Blair, who was reportedly responsible for the recent legislation that sought to make it a felony to perform an abortion in the state, which was vetoed by Gov. Mary Fallin, echoed right-wing pseudo-historian David Barton when he claimed that the Bible provides guidance on how to establish elections and a constitutional republic.
“From a biblical perspective,” he said, “Exodus 18 gives us the criteria by which we’re supposed to evaluate candidates when Jethro, the father-in-law, said to Moses, ‘Choose out from among you capable individuals that fear God, love truth and hate covetousness, teach them the law’ — of course, they had a constitutional republic, quite frankly; they were 12 sovereign tribes working together as one and they weren’t ruled by a king, they were ruled by the Torah, the Constitution. ‘Teach them the law and have them be judges over tens, fifties, hundreds and thousands.’ Quite frankly, that was the birth of republicanism, the republican form of government.”
As we and others have noted before, the idea that Exodus 18 lays out the framework for voters on how to choose candidates for office is absurd as it was Moses who appointed these judges, not the people who chose them freely. On top of that, for Blair to claim that the Israelites “had a constitutional republic” is laughable considering that they were living in the desert under what was a literal theocracy that was being directly controlled by God, who ruled over them through Moses.

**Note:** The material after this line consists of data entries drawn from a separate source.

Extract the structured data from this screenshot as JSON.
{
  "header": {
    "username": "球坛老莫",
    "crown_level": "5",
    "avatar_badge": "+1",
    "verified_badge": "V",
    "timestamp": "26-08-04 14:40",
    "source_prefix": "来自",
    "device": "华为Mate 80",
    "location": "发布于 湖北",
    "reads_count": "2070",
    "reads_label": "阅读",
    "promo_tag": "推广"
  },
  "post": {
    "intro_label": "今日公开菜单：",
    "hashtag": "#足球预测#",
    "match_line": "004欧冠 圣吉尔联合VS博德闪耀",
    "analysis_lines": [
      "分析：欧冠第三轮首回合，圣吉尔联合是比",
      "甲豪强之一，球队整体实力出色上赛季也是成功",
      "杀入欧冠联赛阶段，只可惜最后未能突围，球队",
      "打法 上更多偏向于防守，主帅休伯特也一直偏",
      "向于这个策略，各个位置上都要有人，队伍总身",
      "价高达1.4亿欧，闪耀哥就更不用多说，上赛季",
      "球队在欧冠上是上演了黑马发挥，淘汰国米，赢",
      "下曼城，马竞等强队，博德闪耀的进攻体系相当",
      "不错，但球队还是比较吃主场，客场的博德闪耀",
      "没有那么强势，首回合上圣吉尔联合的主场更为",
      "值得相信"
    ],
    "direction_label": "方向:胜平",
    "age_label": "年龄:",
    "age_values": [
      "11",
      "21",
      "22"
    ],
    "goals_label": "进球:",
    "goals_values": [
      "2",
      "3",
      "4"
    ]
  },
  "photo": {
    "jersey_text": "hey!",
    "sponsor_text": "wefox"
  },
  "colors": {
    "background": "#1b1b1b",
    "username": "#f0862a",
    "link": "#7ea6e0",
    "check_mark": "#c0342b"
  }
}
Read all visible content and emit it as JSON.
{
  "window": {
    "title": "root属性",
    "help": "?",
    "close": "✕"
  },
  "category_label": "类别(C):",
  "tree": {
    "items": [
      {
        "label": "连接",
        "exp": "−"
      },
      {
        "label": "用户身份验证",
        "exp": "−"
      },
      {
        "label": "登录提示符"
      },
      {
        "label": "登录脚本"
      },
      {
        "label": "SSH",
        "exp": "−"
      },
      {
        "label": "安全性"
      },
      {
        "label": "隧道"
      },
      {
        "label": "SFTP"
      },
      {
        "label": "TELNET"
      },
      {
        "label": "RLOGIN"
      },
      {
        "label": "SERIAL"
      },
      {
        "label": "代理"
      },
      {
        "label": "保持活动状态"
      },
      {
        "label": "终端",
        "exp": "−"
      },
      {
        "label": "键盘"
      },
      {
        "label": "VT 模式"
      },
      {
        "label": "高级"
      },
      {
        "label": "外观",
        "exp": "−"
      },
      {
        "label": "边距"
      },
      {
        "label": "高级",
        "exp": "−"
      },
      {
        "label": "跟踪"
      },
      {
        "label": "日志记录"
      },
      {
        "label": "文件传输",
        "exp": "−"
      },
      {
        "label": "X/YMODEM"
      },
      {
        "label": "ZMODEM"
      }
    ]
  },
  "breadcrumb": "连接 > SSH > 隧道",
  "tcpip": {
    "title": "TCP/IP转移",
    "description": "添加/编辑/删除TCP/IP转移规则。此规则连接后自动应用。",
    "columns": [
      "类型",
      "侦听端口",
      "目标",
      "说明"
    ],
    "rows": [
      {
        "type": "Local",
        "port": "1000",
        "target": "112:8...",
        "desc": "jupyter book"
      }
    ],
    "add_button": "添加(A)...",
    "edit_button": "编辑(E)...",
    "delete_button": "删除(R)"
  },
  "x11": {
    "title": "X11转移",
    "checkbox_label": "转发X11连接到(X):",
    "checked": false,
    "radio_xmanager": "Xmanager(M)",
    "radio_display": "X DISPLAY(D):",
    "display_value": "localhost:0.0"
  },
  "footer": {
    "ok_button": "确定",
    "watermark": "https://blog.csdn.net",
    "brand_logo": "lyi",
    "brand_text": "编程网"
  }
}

Religious Right activists are always insisting that they have no desire to impose any sort of theocracy on America because they deeply respect our constitutional republican form of government, but that is a little hard to swallow when they insist that an actual ancient theocracy was the ideal form of a constitutional republic.